Do you tend to replay negative interactions in your mind over and over again? Do obsess over moments that don’t go your way and sit there bemoaning the ways you should have responded?

If you’re someone who can’t seem to let go of awkward situations, then stick around . . . because today, we’re going to be learning about a simple mental shift that will finally allow you to focus your attention in a way that’s going to serve you far better.

What we’re going to touch on today is what I like to call “problem focus.” This is when you take any event and obsessively pick it apart to discover what went wrong—and It can happen at work, parties, small gatherings, and even on dates.

The real issue with problem focus is that we often take the conclusions we draw from one experience and globalize them to categorize ourselves as generally hopeless.

For instance, we might think, “Ugh, that was awkward when I didn’t get that joke.” But then, instead of leaving it at that, we add on, “I have the worst sense of humor.”

Even in the case of one isolated incident, we take that incident and run loops in our heads about what a mess we are and the myriad ways in which we need to be better. This pattern of thought is soul-crushing—you leave one party, and by the time you get home, you’re totally demoralized.

This problem, however, is all in your head . . . and it’s all because of your focus.

When any event happens, good or bad, we can either choose to focus on all of our faults, or we can choose to focus on future possibilities.
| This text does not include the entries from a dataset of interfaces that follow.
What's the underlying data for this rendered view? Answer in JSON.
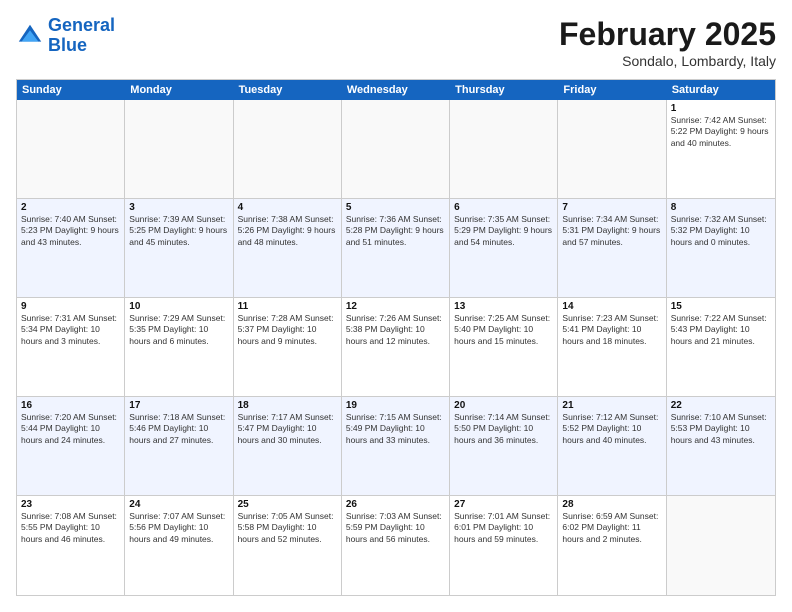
{
  "header": {
    "logo_line1": "General",
    "logo_line2": "Blue",
    "month": "February 2025",
    "location": "Sondalo, Lombardy, Italy"
  },
  "days": [
    "Sunday",
    "Monday",
    "Tuesday",
    "Wednesday",
    "Thursday",
    "Friday",
    "Saturday"
  ],
  "weeks": [
    [
      {
        "day": "",
        "info": ""
      },
      {
        "day": "",
        "info": ""
      },
      {
        "day": "",
        "info": ""
      },
      {
        "day": "",
        "info": ""
      },
      {
        "day": "",
        "info": ""
      },
      {
        "day": "",
        "info": ""
      },
      {
        "day": "1",
        "info": "Sunrise: 7:42 AM\nSunset: 5:22 PM\nDaylight: 9 hours and 40 minutes."
      }
    ],
    [
      {
        "day": "2",
        "info": "Sunrise: 7:40 AM\nSunset: 5:23 PM\nDaylight: 9 hours and 43 minutes."
      },
      {
        "day": "3",
        "info": "Sunrise: 7:39 AM\nSunset: 5:25 PM\nDaylight: 9 hours and 45 minutes."
      },
      {
        "day": "4",
        "info": "Sunrise: 7:38 AM\nSunset: 5:26 PM\nDaylight: 9 hours and 48 minutes."
      },
      {
        "day": "5",
        "info": "Sunrise: 7:36 AM\nSunset: 5:28 PM\nDaylight: 9 hours and 51 minutes."
      },
      {
        "day": "6",
        "info": "Sunrise: 7:35 AM\nSunset: 5:29 PM\nDaylight: 9 hours and 54 minutes."
      },
      {
        "day": "7",
        "info": "Sunrise: 7:34 AM\nSunset: 5:31 PM\nDaylight: 9 hours and 57 minutes."
      },
      {
        "day": "8",
        "info": "Sunrise: 7:32 AM\nSunset: 5:32 PM\nDaylight: 10 hours and 0 minutes."
      }
    ],
    [
      {
        "day": "9",
        "info": "Sunrise: 7:31 AM\nSunset: 5:34 PM\nDaylight: 10 hours and 3 minutes."
      },
      {
        "day": "10",
        "info": "Sunrise: 7:29 AM\nSunset: 5:35 PM\nDaylight: 10 hours and 6 minutes."
      },
      {
        "day": "11",
        "info": "Sunrise: 7:28 AM\nSunset: 5:37 PM\nDaylight: 10 hours and 9 minutes."
      },
      {
        "day": "12",
        "info": "Sunrise: 7:26 AM\nSunset: 5:38 PM\nDaylight: 10 hours and 12 minutes."
      },
      {
        "day": "13",
        "info": "Sunrise: 7:25 AM\nSunset: 5:40 PM\nDaylight: 10 hours and 15 minutes."
      },
      {
        "day": "14",
        "info": "Sunrise: 7:23 AM\nSunset: 5:41 PM\nDaylight: 10 hours and 18 minutes."
      },
      {
        "day": "15",
        "info": "Sunrise: 7:22 AM\nSunset: 5:43 PM\nDaylight: 10 hours and 21 minutes."
      }
    ],
    [
      {
        "day": "16",
        "info": "Sunrise: 7:20 AM\nSunset: 5:44 PM\nDaylight: 10 hours and 24 minutes."
      },
      {
        "day": "17",
        "info": "Sunrise: 7:18 AM\nSunset: 5:46 PM\nDaylight: 10 hours and 27 minutes."
      },
      {
        "day": "18",
        "info": "Sunrise: 7:17 AM\nSunset: 5:47 PM\nDaylight: 10 hours and 30 minutes."
      },
      {
        "day": "19",
        "info": "Sunrise: 7:15 AM\nSunset: 5:49 PM\nDaylight: 10 hours and 33 minutes."
      },
      {
        "day": "20",
        "info": "Sunrise: 7:14 AM\nSunset: 5:50 PM\nDaylight: 10 hours and 36 minutes."
      },
      {
        "day": "21",
        "info": "Sunrise: 7:12 AM\nSunset: 5:52 PM\nDaylight: 10 hours and 40 minutes."
      },
      {
        "day": "22",
        "info": "Sunrise: 7:10 AM\nSunset: 5:53 PM\nDaylight: 10 hours and 43 minutes."
      }
    ],
    [
      {
        "day": "23",
        "info": "Sunrise: 7:08 AM\nSunset: 5:55 PM\nDaylight: 10 hours and 46 minutes."
      },
      {
        "day": "24",
        "info": "Sunrise: 7:07 AM\nSunset: 5:56 PM\nDaylight: 10 hours and 49 minutes."
      },
      {
        "day": "25",
        "info": "Sunrise: 7:05 AM\nSunset: 5:58 PM\nDaylight: 10 hours and 52 minutes."
      },
      {
        "day": "26",
        "info": "Sunrise: 7:03 AM\nSunset: 5:59 PM\nDaylight: 10 hours and 56 minutes."
      },
      {
        "day": "27",
        "info": "Sunrise: 7:01 AM\nSunset: 6:01 PM\nDaylight: 10 hours and 59 minutes."
      },
      {
        "day": "28",
        "info": "Sunrise: 6:59 AM\nSunset: 6:02 PM\nDaylight: 11 hours and 2 minutes."
      },
      {
        "day": "",
        "info": ""
      }
    ]
  ]
}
As you sit here considering these options, the answer might seem obvious, but there is some real psychology behind our urge to choose the negative route. Subconsciously, we believe that picking ourselves apart is going to help us learn—that we’re going to become better people and avoid messiness and discomfort in the future.
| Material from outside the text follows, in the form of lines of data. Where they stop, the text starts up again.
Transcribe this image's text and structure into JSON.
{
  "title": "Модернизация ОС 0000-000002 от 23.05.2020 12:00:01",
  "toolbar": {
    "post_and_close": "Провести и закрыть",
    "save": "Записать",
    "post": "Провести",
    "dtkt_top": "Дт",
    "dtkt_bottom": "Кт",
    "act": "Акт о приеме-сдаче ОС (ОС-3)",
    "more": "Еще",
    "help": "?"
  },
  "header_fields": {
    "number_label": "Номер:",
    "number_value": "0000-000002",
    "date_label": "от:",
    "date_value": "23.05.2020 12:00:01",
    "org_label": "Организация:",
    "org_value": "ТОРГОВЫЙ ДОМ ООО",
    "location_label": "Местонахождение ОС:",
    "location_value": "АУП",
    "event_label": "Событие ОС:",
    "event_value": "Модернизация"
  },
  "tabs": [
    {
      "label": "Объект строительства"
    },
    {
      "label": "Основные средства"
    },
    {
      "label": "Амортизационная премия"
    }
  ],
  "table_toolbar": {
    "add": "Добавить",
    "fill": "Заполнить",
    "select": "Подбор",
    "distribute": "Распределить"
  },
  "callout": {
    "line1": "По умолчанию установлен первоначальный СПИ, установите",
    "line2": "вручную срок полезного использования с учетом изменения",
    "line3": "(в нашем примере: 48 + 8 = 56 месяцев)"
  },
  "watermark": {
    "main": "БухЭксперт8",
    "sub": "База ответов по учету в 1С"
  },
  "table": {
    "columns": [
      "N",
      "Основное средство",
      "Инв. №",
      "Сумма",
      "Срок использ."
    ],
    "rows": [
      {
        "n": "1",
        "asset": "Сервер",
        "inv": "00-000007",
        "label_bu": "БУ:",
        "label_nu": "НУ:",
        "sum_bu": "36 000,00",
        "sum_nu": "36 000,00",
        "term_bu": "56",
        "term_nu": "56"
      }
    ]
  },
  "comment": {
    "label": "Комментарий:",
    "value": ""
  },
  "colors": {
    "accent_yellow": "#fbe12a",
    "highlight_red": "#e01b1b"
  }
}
We get so entwined in this logic (which is incredibly flawed) that we beat ourselves up day after day . . . yet nothing ever changes.

Here’s the real problem: when we do something over and over again, it becomes habit.
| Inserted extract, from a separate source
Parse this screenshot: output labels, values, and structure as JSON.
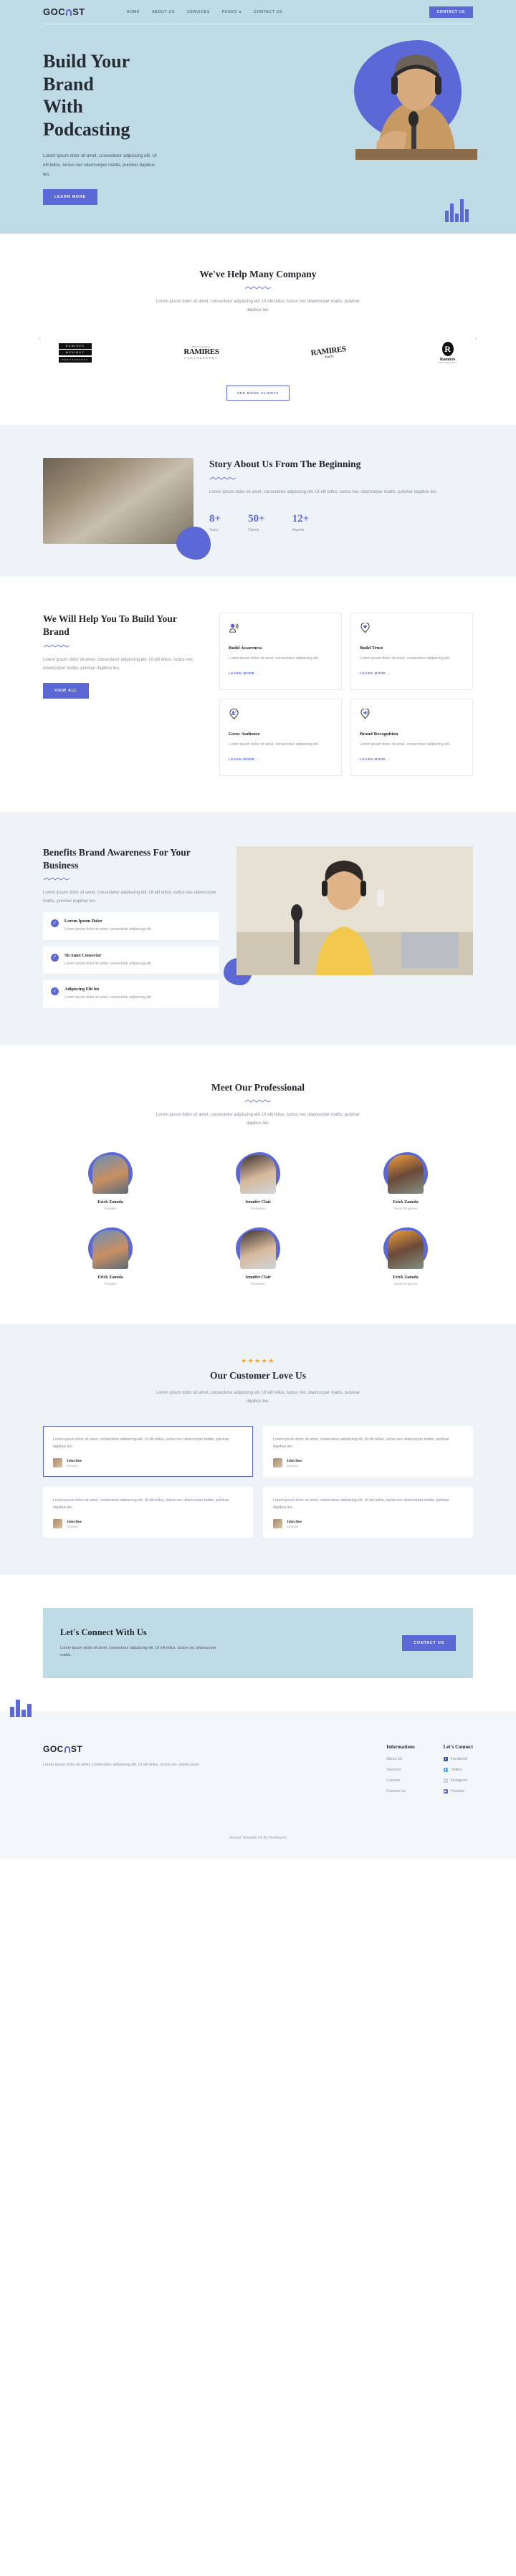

You know that feeling when you go to an amusement park, ride roller coasters all day, and then fall asleep and continue to feel the motion of the roller coaster? Your brain is continuing to fire in the same way because you’ve established a pattern it can attach itself to.

When you engage in a thought pattern day after day, month after month, the same thing will happen . . . and you won’t even notice you’re doing it because the neural pathways have been set.

So, step one is to notice the behavior and realize that it’s not serving you.

Step two is to focus on the opportunity.

When you catch yourself jumping back into replay mode, start by cutting the pattern off: “Whoa, I’m replaying again. I don’t need to do that.”

This will feel unsettling at first, but don’t give in! Just relax, breathe, and know that you don’t have to think about that situation to make yourself better.

Then, you want to dismiss whatever issue you were going to address. Maybe you just had a bad day; maybe you were tired; maybe you ate something funny—who knows?

No matter what you do, you must be secure in the fact that this one moment does not define you.

Next, you’ll want to open up some space in your mind for opportunity: did you meet someone at the party you’d like to hang out with again; did you learn something new that you’d like to research more; did you pick up some tricks for throwing a great party?

You can even go beyond this and focus on the opportunities right in front of you in that moment. Is there another party you could stop at? Is there a friend you could connect to with a phone call or text? Is there a good book you’ve been meaning to finish?

There is no opportunity too small to latch onto, especially in moments when we want to occupy our mental energy with something positive, rather than dwelling on negative moments that don’t matter.

You don’t need to spend any more mental or emotional energy solving problems that don’t really exist. Your social connections will get better over time (and you will be much closer to getting what you really want in life) if you simply focus on the opportunities that life has to offer.

So, what are the moments that tend to drag you into replay mode? What opportunities do you focus on when you get stuck, and how does that shift in mental energy serve you in that moment and in life? Let’s share our experiences here so that we can continue to learn from each other as a community. As always, I also invite you to subscribe so that you can keep up to date on the latest videos as they’re released.

Until we speak again, may you have the courage to be who you are and to know on a deep level that you’re awesome.

Dr. Aziz